◆ **Work order**:
Every line holding the string "fullscreen" is to be copied from the entries below.

** Material for this exercise follows **

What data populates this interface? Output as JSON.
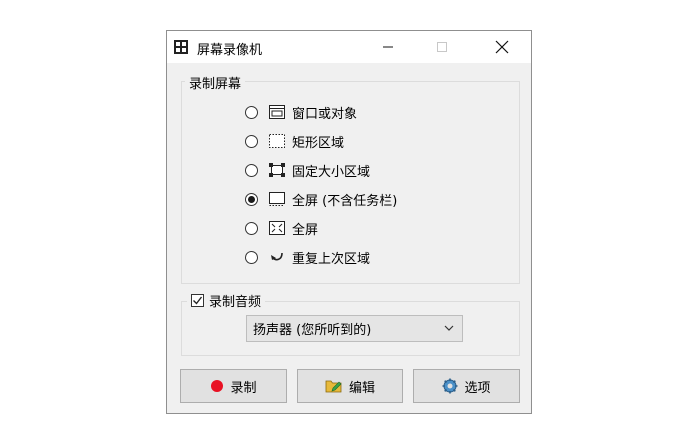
{
  "window": {
    "title": "屏幕录像机",
    "icon": "film-strip-icon"
  },
  "record_screen": {
    "legend": "录制屏幕",
    "selected": 3,
    "options": [
      {
        "label": "窗口或对象",
        "icon": "window-icon"
      },
      {
        "label": "矩形区域",
        "icon": "dotted-rect-icon"
      },
      {
        "label": "固定大小区域",
        "icon": "fixed-area-icon"
      },
      {
        "label": "全屏 (不含任务栏)",
        "icon": "fullscreen-no-taskbar-icon"
      },
      {
        "label": "全屏",
        "icon": "fullscreen-icon"
      },
      {
        "label": "重复上次区域",
        "icon": "repeat-arrow-icon"
      }
    ]
  },
  "record_audio": {
    "label": "录制音频",
    "checked": true,
    "source": "扬声器 (您所听到的)"
  },
  "buttons": {
    "record": "录制",
    "edit": "编辑",
    "options": "选项"
  },
  "colors": {
    "record_dot": "#e81123",
    "window_bg": "#f0f0f0"
  }
}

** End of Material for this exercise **

◆ **Response to the task**:
        "icon": "fullscreen-no-taskbar-icon"
        "icon": "fullscreen-icon"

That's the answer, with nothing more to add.